## Data records

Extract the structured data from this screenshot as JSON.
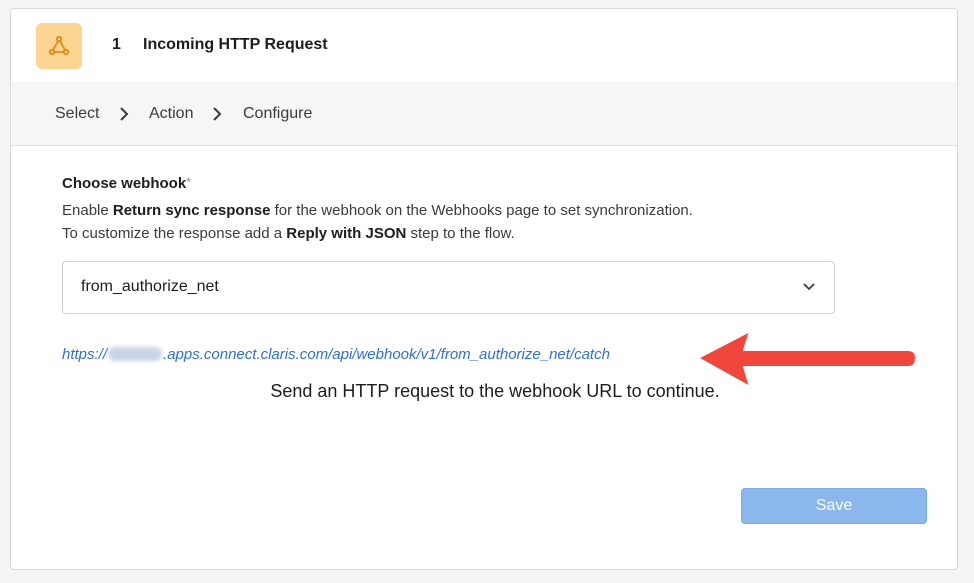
{
  "step": {
    "number": "1",
    "title": "Incoming HTTP Request",
    "icon": "webhook-icon",
    "icon_bg": "#fbd591"
  },
  "breadcrumb": {
    "items": [
      "Select",
      "Action",
      "Configure"
    ]
  },
  "form": {
    "label": "Choose webhook",
    "required_mark": "*",
    "help1_pre": "Enable ",
    "help1_bold": "Return sync response",
    "help1_post": " for the webhook on the Webhooks page to set synchronization.",
    "help2_pre": "To customize the response add a ",
    "help2_bold": "Reply with JSON",
    "help2_post": " step to the flow.",
    "selected_value": "from_authorize_net"
  },
  "webhook_url": {
    "prefix": "https://",
    "suffix": ".apps.connect.claris.com/api/webhook/v1/from_authorize_net/catch",
    "link_color": "#2f6fd6"
  },
  "info_text": "Send an HTTP request to the webhook URL to continue.",
  "save_label": "Save",
  "colors": {
    "annotation_arrow": "#f0463c",
    "save_button": "#8cb7ec"
  }
}
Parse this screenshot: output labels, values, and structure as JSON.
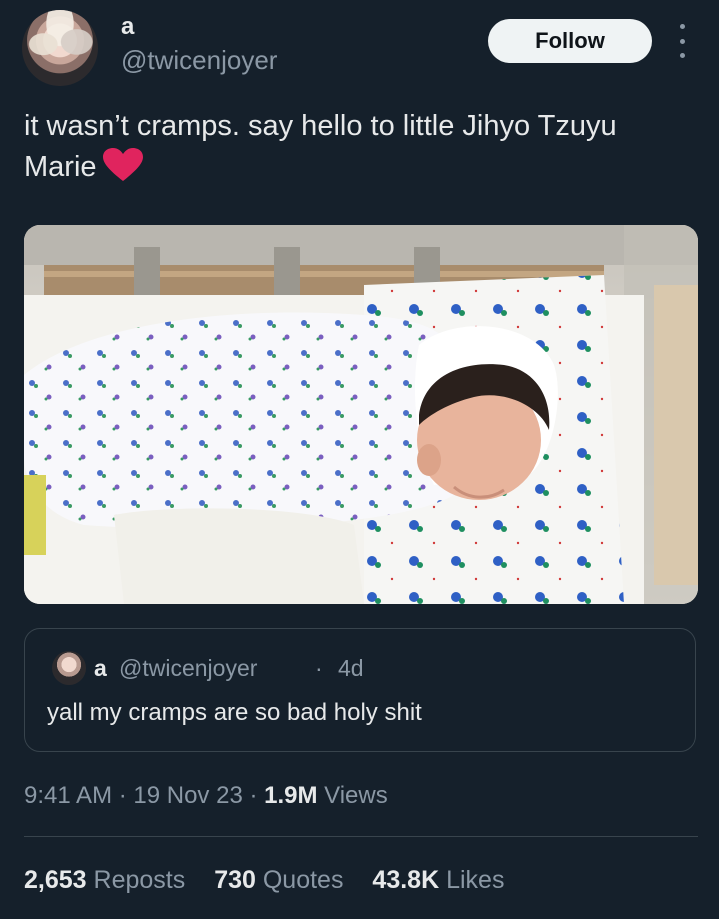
{
  "author": {
    "display_name": "a",
    "handle": "@twicenjoyer"
  },
  "follow_label": "Follow",
  "tweet": {
    "text": "it wasn’t cramps. say hello to little Jihyo Tzuyu Marie",
    "emoji": "heart-icon"
  },
  "quoted_tweet": {
    "display_name": "a",
    "handle": "@twicenjoyer",
    "separator": "·",
    "time": "4d",
    "text": "yall my cramps are so bad holy shit"
  },
  "meta": {
    "time": "9:41 AM",
    "sep1": " · ",
    "date": "19 Nov 23",
    "sep2": " · ",
    "views_count": "1.9M",
    "views_label": " Views"
  },
  "stats": [
    {
      "count": "2,653",
      "label": "Reposts"
    },
    {
      "count": "730",
      "label": "Quotes"
    },
    {
      "count": "43.8K",
      "label": "Likes"
    }
  ],
  "colors": {
    "background": "#15202b",
    "text_primary": "#e7e9ea",
    "text_secondary": "#8b98a5",
    "border": "#38444d",
    "heart": "#f91880"
  }
}
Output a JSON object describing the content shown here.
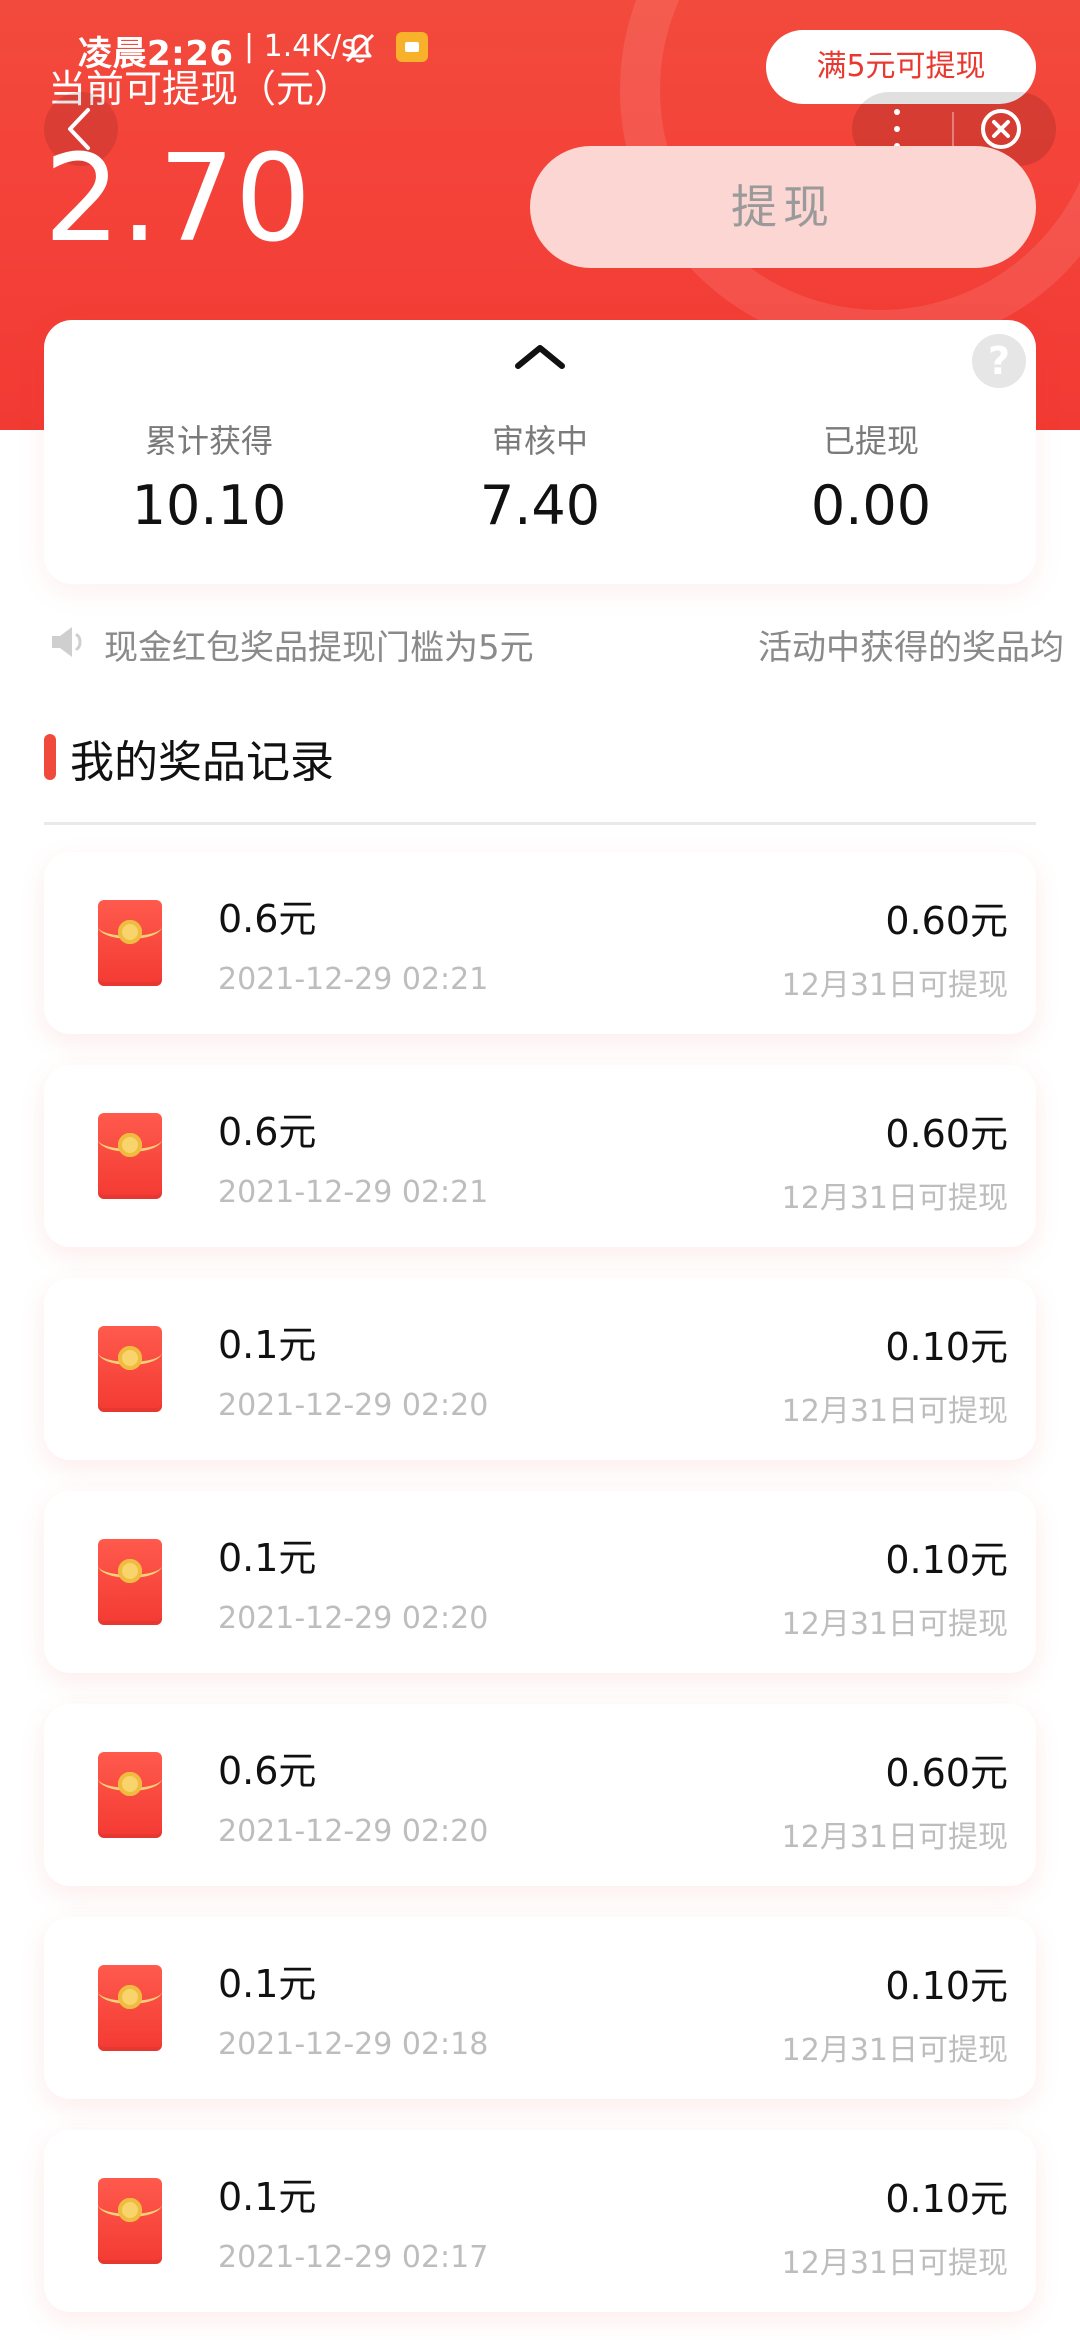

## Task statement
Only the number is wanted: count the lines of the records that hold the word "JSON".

## Output below
4